Tuition freeze would stay
Still, officials said they expect to continue a tuition freeze at the University System of Maryland despite potential cuts to its budget - $10 million reduction in operating funds and a $20 million raid on the system's bond fund. O'Malley has made maintaining a cap on college tuition a priority.
As for furloughs of state employees, O'Malley said yesterday that he would not pursue the proposal before speaking with groups that would be affected. But he said the sooner such a step is taken, the more flexibility workers would have for taking time off before the June 30 end of the budget year. Prince George's and Montgomery counties have also explored furloughs to help close their budget shortfalls.
With reports showing unemployment rising in Maryland, some lawmakers said furloughs would be preferable to layoffs.
"When people become unemployed, that is just a greater stress on the economy," said House Speaker Michael E. Busch, an Anne Arundel County Democrat. "There are going to be some significant cuts, and hopefully we'll be able to protect a lot of our priorities."
Patrick Moran, Maryland director of the American Federation of State, County and Municipal Employees, said he would seek a meeting with the administration to ensure that essential services aren't hampered. He suggested having state employees do some of the work that's now done by private contractors to save money.
Final list due Wednesday
The governor plans to present a final list of proposed cuts to the Board of Public Works on Wednesday. He said yesterday that further reductions could be made, perhaps in December, before he presents his next budget in January.
House minority leader Del. Anthony J. O'Donnell said the budget needs to be pared but argued that O'Malley should have predicted and been better prepared for the economic downturn. O'Donnell and other Republicans are calling for a statewide spending freeze.
"Unfortunately, the governor is responsible for creating the problem," said O'Donnell, of St. Mary's and Calvert counties, "through irresponsible spending increases on the heels of historic tax increases at a time when the economy was turning south."
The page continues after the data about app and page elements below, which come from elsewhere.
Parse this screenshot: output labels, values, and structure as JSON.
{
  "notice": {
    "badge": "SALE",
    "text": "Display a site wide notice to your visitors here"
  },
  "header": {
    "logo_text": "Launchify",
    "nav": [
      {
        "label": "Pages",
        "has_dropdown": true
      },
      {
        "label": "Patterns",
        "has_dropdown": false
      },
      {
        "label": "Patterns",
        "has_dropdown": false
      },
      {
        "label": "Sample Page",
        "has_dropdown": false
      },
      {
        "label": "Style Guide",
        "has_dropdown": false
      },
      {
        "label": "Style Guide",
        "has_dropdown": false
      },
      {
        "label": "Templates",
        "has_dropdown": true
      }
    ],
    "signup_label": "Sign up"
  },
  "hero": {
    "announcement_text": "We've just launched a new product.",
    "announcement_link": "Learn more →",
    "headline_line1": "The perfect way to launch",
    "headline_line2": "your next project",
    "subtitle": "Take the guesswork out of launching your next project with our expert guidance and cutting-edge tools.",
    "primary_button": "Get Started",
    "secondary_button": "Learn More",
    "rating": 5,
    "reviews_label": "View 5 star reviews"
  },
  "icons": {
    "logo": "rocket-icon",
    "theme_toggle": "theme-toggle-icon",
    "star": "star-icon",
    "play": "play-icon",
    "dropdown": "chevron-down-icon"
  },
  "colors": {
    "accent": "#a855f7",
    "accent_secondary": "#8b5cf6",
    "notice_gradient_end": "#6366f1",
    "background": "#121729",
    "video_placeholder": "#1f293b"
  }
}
O'Malley spokesman Rick Abbruzzese dismissed the minority leader's criticism. "Did Tony O'Donnell predict the banking crisis? Did he predict Lehman Bros. would file for bankruptcy? Did he predict the federal government would have to step in with a $700 billion bailout for Wall Street ... while a Republican president was at the helm of our national government?"
The governor has grappled with a budget morass since last fall, when he pushed a budget-balancing package through the General Assembly that raised taxes by $1.3 billion and forwarded to voters a plan to legalize slot machines in the state. He is now asking voters to approve that plan in a November referendum so that slots proceeds could be used to close budget gaps in future years.
Senate President Thomas V. Mike Miller Jr. said O'Malley's "painful" budget cuts would have the backing of the Democratic majority in the General Assembly.
"We're in the middle of a national crisis and it has negative effects on our state revenues, and my fellow legislators are going to understand the necessity of taking these cuts now," Miller said. "Quite frankly, I would support making much greater cuts. ... My impression is the economy is not going to get better but instead is going to get worse."
Sun reporters Chris Guy and John-John Williams IV contributed to this article.
HIGHLIGHTS OF THE POTENTIAL CUTS
* Six-day unpaid leave for state employees: $48 million
* Reduction in K-12 education premium for high-cost areas: $37.9 million
* Reduce grant to and reclaim surplus from University System of Maryland: $30 million
* Freeze funding for community colleges: $16.3 million
* 25 percent cut for local jails: $6 million
* Freeze child care subsidies for working poor (2,500 fewer children): $5.3 million
* 25 percent cut in monthly temporary disability assistance: $4.6 million
* State police trooper hiring freeze: $4.5 million
* 1 percent cut in community mental health services: $3.6 million
* Eliminate 283 vacant correctional officer positions: $2.9 million